It is a singular characteristic of our time that the Sentient Person is presumed to be well described as a system with inputs and outputs. The inputs are typically associated with the process of perception, whereby the state of the world is considered to be found out. The outputs are action, done volitionally by an agent. Inbetween sits something of a spook. Some think of it as Mind. Some like to pretend it is metaphysically innocuous, and they call it a Cognitive System.
The Perception-Cognition-Action view of the person is not any kind of scientifically established fact. It is, rather, a pre-philosophical commitment to a singular cut between subject and object. Because rarely questioned, it amounts to a quasi-religious foundation upon which many of the human sciences are built. What psychology would we have left if we abandoned this belief?
That this viewpoint is optional is already evident from the 1896 article by John Dewey, “The reflex arc concept in psychology“, where he bemoans the emerging consensus of the relation between the psychological subject and the nervous system, critiquing just this input-output architecture. But the view of the subject sitting between input and output is much older, and found fullest expression in an Enlightenment view of the human person, who bears full moral responsibility for all her actions, twinned with Cartesian metaphysics, in which a subject is described who sits at a remove from an alien world, as nicely illustrated in the film Being John Malkovich. We have built our societies upon this notion, structuring the legal systems, the concept of human rights, and a baseline ethical consensus upon it. It will not be abandoned easily, nor should it be.
If pressed, we can see weaknesses in the picture. The stereoscopic dual identification of the person with the body, on the one hand, and with the notional domain of mind (seat of free will, agency, experience) on the other, leads to some border issues. The question of just where the person begins and ends comes to the fore in vexed issues such as abortion and euthanasia or voluntary end of life. Let us not get involved in the opposing sides here, but let us acknowledge that there is much friction at the edges, where the edges define the border between the person and everything else. The notion of insanity, and indeed the dustbin that is the domain of mental health, points to another signal failure of the prevailing consensus view of the person. In extremis, we will strip the lunatic’s corporeal body of moral responsibility, sundering the link between personal mind and personal body we insist upon for the rest of us.
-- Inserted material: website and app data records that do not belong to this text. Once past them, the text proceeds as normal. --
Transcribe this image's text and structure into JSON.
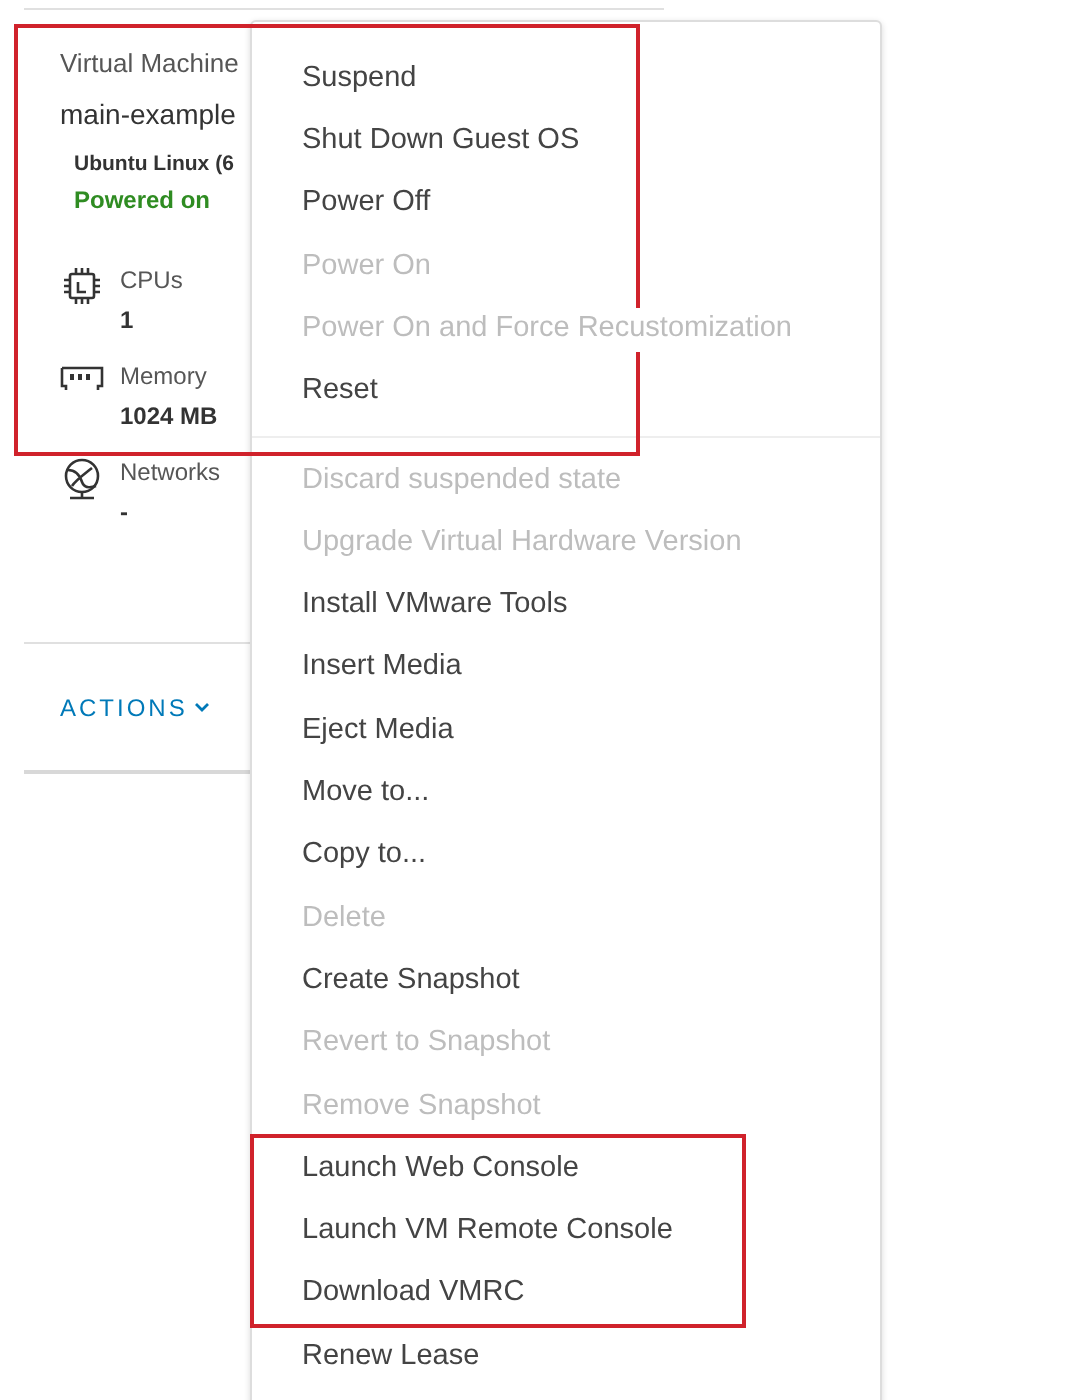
{
  "card": {
    "type_label": "Virtual Machine",
    "name": "main-example",
    "os": "Ubuntu Linux (6",
    "status": "Powered on",
    "specs": [
      {
        "kind": "cpu",
        "label": "CPUs",
        "value": "1"
      },
      {
        "kind": "memory",
        "label": "Memory",
        "value": "1024 MB"
      },
      {
        "kind": "network",
        "label": "Networks",
        "value": "-"
      }
    ],
    "actions_button": "ACTIONS"
  },
  "menu": {
    "sections": [
      [
        {
          "label": "Suspend",
          "disabled": false
        },
        {
          "label": "Shut Down Guest OS",
          "disabled": false
        },
        {
          "label": "Power Off",
          "disabled": false
        },
        {
          "label": "Power On",
          "disabled": true
        },
        {
          "label": "Power On and Force Recustomization",
          "disabled": true
        },
        {
          "label": "Reset",
          "disabled": false
        }
      ],
      [
        {
          "label": "Discard suspended state",
          "disabled": true
        },
        {
          "label": "Upgrade Virtual Hardware Version",
          "disabled": true
        },
        {
          "label": "Install VMware Tools",
          "disabled": false
        },
        {
          "label": "Insert Media",
          "disabled": false
        },
        {
          "label": "Eject Media",
          "disabled": false
        },
        {
          "label": "Move to...",
          "disabled": false
        },
        {
          "label": "Copy to...",
          "disabled": false
        },
        {
          "label": "Delete",
          "disabled": true
        },
        {
          "label": "Create Snapshot",
          "disabled": false
        },
        {
          "label": "Revert to Snapshot",
          "disabled": true
        },
        {
          "label": "Remove Snapshot",
          "disabled": true
        },
        {
          "label": "Launch Web Console",
          "disabled": false
        },
        {
          "label": "Launch VM Remote Console",
          "disabled": false
        },
        {
          "label": "Download VMRC",
          "disabled": false
        },
        {
          "label": "Renew Lease",
          "disabled": false
        }
      ]
    ]
  }
}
To see beyond the perception-cognition-action structure requires training we do not find easily in our schools and universities. One could hold the view that this is reserved for the mystics, who perceive their one-ness with everything. That is not terribly egalitarian, and it is also simply wrong. There are uncountable pointers towards alternative ways of understanding one’s self and one’s place in the grander scheme of things, but they lie distributed among diverse traditions. The profound truths about human nature recur in Christian, Daoist, Buddhist, Hindu, Scientific, Philsosophical traditions and beyond, for they are present and available to every sentient being. Some study may help to shift old habits of thought, but there is no need to follow this path or that, for the truths, such as there are for sentient beings, must necessarily be right here, right now.
The Stone Pharisee’s contribution here will be to speak plainly, without undue referencing or detail. The credo provides some pointers.